No trace was found of the regiment and it became known as the "Lost Regiment". The Civil War, that cost the nation 700,000 lives, was going on at that time, and the regiment was just one more less for the North. Scouts were sent out in the spring of 1863 and in June the lost regiment was found all dead.

There was no one to tell the story but the facts show that the regiment, with all their equipment, had lost their trail in the storm, and had become mired in a floating bog in the central part of Grove Lake Township. The location is to the south of the first turn of the road, south of where the old red brick house used to stand on the Glenwood Grove Lake road. How the whole regiment happened to become mired in the middle of the bog covering about 80 acres is not known. It could have been that they were lost in the storm, that the bog had a little coating of frost on it that gave way. Anyway, once the storm struck there was no place to go for safety. When found, all were in the middle of the bog and they were bunched together, showing that they were trying to stay close to each other.

The scouts sent word back that the lost regiment had been found and a group of soldiers were sent out to bury the dead in July, 1863. The bodies of the men were decomposed and the dead soldiers were buried in long mounds where they were found. The oxen and all their equipment were also buried in separate mounds. Four mounds about a hundred feet long and four feet high, in the shape of boats, were piled up over the bodies and the dead oxen. At that time there was only brush in the bog, and as the years went by, trees grew up over the mounds that could be seen from a distance. The wooden slabs that marked each grave decayed as the swampy ground ate away at the mounds.

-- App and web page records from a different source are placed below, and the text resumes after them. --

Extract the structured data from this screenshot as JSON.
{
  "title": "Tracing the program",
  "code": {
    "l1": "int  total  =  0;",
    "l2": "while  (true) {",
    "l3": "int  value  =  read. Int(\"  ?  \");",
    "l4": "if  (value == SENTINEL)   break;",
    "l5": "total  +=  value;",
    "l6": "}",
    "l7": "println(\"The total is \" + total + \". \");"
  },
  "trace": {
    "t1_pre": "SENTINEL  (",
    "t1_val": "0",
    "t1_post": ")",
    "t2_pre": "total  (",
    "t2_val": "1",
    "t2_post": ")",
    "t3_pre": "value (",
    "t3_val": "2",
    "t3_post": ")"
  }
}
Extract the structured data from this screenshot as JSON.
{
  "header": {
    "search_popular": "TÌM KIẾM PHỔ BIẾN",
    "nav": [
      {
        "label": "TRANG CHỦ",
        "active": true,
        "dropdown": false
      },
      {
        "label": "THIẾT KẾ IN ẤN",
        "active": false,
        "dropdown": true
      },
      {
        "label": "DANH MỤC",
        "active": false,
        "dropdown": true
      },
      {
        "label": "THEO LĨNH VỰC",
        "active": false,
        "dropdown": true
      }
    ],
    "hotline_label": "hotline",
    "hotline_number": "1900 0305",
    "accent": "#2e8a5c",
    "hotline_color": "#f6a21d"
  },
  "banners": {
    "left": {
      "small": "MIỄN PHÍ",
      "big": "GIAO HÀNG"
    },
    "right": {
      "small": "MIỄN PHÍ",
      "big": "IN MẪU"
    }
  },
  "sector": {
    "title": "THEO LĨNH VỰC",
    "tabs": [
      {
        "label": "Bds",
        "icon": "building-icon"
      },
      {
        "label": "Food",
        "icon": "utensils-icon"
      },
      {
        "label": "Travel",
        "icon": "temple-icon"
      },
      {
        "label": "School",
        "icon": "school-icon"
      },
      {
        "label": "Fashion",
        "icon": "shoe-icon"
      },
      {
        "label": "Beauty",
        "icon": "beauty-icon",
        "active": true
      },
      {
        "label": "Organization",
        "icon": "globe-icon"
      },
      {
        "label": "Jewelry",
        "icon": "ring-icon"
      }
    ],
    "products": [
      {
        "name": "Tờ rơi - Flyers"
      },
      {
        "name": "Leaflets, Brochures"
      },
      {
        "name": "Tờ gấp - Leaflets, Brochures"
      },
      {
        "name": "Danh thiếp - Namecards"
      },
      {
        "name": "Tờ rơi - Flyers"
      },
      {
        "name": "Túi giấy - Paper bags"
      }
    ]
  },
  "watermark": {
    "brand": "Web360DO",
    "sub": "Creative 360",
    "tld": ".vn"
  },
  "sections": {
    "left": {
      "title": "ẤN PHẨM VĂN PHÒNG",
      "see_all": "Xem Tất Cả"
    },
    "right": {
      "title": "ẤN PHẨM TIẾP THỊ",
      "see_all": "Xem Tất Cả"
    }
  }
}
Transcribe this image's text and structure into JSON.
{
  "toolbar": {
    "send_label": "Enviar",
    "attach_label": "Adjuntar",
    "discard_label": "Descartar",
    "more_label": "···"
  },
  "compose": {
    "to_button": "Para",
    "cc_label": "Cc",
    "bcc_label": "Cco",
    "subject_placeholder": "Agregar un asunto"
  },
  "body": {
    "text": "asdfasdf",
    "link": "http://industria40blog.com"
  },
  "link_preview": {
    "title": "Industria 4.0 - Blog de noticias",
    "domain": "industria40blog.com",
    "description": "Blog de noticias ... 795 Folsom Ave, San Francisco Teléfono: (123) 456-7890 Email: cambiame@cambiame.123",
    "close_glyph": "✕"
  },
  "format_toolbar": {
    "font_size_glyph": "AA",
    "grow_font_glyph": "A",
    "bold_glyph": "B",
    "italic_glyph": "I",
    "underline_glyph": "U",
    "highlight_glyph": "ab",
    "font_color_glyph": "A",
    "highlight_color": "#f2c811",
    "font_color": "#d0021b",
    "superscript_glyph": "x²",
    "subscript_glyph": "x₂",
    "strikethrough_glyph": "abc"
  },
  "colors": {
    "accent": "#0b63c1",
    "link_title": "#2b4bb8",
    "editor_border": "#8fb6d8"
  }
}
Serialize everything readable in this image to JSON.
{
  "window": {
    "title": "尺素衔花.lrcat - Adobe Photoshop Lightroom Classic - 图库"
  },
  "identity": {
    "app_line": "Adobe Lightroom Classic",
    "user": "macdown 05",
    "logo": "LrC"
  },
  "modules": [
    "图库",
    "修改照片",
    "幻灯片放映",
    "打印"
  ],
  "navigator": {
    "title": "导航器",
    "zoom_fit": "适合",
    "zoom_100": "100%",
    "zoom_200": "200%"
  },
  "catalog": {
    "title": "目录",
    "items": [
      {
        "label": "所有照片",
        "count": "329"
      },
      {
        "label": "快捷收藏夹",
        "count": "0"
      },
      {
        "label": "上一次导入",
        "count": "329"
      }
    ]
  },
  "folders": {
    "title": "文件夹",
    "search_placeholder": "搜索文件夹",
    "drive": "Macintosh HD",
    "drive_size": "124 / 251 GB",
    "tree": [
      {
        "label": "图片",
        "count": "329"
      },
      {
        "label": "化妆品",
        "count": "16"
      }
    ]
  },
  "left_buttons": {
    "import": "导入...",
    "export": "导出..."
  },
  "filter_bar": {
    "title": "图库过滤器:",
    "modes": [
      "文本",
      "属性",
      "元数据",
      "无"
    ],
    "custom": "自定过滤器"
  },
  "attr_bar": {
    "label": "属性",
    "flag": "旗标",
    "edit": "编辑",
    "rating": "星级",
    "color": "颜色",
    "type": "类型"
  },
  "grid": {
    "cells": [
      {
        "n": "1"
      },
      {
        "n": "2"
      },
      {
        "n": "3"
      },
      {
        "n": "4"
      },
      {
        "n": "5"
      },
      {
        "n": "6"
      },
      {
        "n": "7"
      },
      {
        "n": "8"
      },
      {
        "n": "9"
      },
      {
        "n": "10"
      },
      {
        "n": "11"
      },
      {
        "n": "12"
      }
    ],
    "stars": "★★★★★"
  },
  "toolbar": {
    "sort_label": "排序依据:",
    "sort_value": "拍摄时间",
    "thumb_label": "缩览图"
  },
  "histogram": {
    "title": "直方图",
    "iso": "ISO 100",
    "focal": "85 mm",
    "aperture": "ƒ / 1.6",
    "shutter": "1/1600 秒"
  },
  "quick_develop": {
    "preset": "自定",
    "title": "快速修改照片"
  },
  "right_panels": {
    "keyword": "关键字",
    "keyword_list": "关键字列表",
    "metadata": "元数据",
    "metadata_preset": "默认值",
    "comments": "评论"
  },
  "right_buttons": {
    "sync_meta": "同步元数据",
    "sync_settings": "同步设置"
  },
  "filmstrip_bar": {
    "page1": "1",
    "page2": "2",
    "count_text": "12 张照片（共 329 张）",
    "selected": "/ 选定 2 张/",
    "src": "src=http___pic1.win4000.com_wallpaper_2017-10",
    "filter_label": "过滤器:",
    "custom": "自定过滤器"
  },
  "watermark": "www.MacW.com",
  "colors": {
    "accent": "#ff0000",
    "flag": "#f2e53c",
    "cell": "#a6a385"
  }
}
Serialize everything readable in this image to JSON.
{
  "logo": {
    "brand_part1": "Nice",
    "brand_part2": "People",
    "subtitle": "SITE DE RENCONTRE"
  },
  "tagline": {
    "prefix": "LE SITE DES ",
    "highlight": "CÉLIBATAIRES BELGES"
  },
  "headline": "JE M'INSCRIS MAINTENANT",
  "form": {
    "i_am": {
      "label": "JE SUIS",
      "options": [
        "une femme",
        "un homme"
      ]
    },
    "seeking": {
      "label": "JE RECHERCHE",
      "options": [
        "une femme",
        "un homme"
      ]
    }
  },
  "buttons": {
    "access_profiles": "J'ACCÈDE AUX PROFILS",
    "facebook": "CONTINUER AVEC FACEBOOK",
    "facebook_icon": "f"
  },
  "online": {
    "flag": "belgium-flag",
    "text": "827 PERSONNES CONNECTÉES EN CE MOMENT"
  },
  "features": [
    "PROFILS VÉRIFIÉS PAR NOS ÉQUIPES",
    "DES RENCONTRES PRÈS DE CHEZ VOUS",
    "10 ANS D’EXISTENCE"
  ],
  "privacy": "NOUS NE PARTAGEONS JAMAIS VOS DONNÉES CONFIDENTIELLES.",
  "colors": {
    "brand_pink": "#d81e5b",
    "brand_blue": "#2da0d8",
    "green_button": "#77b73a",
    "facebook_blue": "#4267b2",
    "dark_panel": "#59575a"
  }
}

Among the burial party were three soldiers who later came back to squat on the land and later to homestead. They were John Krapes, father of Al Krapes of Grove Lake; John Jeffers, father of the late Dr. Jeffers; and Harry Frost, who became a Grove Lake pioneer. All three settled near the bog where the regiment perished, after they were mustered out of service. A cart that had been left by the ill-fated regiment was used by these three settlers for hauling provisions.

Donning hip boots, the writer, in company of Alfred Krapes and Melvin Lachelt, explored the region on a Sunday afternoon recently. If it had not been for trees that had fallen down, and afforded footing to step on, it would have been an easy matter to have sunk beneath the oozy surface. As poplar trees swayed in the breeze, the entire bog attached to their roots churned the water up and down. In the 95 years since the men were buried where they perished, nature and the trampling of cattle in dry seasons has all but obliterated the burial mounds. Alfred Krapes remembers how, as a boy, he picked up two muskets and two double-barreled revolvers that he found protruding on the surface. He also found an officer's sword and the case that contained it. Most of these relics were lost in a fire, but the sword case has been loaned to the Historical Society.

An attempt is being made at present to get further information from the War Department and the State Historical Society. This information will be published in this column.